Due to the scarcity of smaller denomination coins during the Gold Rush, privately minted quarter, half, and dollar coins were minted starting in 1852. These coins circulated alongside smaller-size silver coins from around the world, many of which were also found on the Central America. The fractional gold coins were lightweight but were still accepted in commerce.
Dozens of private companies minted California fractional gold coins, and there are about 575 different varieties known of all types. The standard reference for the series is California Pioneer Fractional Gold by Walter Breen and Ron Gillio. Coins are assigned BG numbers when attributed.
The Coinage Act of April 22, 1864, made private coinage illegal in the US, but the law was not fully enforced until 1883. The coins issued after 1883 are considered tokens and do not state a denomination in most cases. There are also plentiful modern replicas that are gold-plated and nearly worthless.
Go Back in Time to the Gold Rush
Collecting California fractional gold coins is a fun and fascinating pursuit, as many of the coins are tangible links to one of the most exciting eras of American history. I particularly like the Type One issues from 1852 to 1857 that actually circulated or were struck during the Gold Rush.
Other private California gold coins of higher denominations are beyond the reach of most collectors, with many priced in the tens of thousands of dollars. But while you may not be able to afford a Fifty Dollar “slug”, a very similar design can be found on varieties of dollar coins from the same period.
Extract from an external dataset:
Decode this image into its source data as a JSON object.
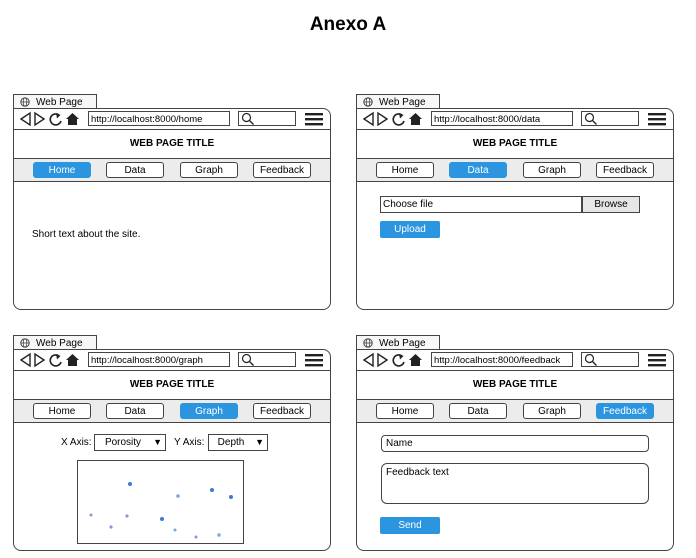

The Type One California fractional gold coins were produced in six major configurations. These include quarter, half, and dollar coins that are either round or octagonal. This six-coin Type set would be a great way to start a collection of this intriguing series. For the specialist, there are hundreds of varieties and types. There are also a few unique designs, such as the “Defiant Eagle” quarter dollar, that are extremely rare. The “Peacock Reverse” is another favorite.
Later issues that were struck from 1858 to 1882 were mostly produced as tokens for the collector or souvenir market. These issues are usually found with Liberty heads and Indian heads, but some examples were produced with the head of Washington. They were also struck in round and octagonal configurations. Many were produced in limited numbers and come very Proof-like in appearance. Collectors often assemble Type sets of this series as well with examples of the Indian and Liberty types in the various denominations and shapes.
A Boon to the Series
Years ago, collecting California fractional gold coins was tedious, to say the least. The coins are tiny and are literally small slivers of gold. Third-party grading has been a boon to this particular series. When the coins are certified, they become easy to manage and highly collectible. Certification also performs the important task of assigning each coin the proper variety attribution. Collectors of the past had to guess the coins’ rarity based on experience or appearance at auction. The NGC Census provides an extremely valuable tool for assessing rarity.
A few years ago, I became Senior Editor of the Guide Book of United States Coins (the Red Book), and I tasked myself with looking for areas of possible improvement. One section that we greatly improved last year is that on California fractional gold coins. Now, much more emphasis is placed on the 1852-1857 issues that were struck and used during the actual Gold Rush.
California fractional gold coins are affordable and one of the most interesting series of coins struck in the US. You can purchase one or two coins as relics of this era, or go “all in” by trying to assemble as many different varieties as possible. It would be nearly impossible to complete a variety set, but the challenge would be extremely exciting.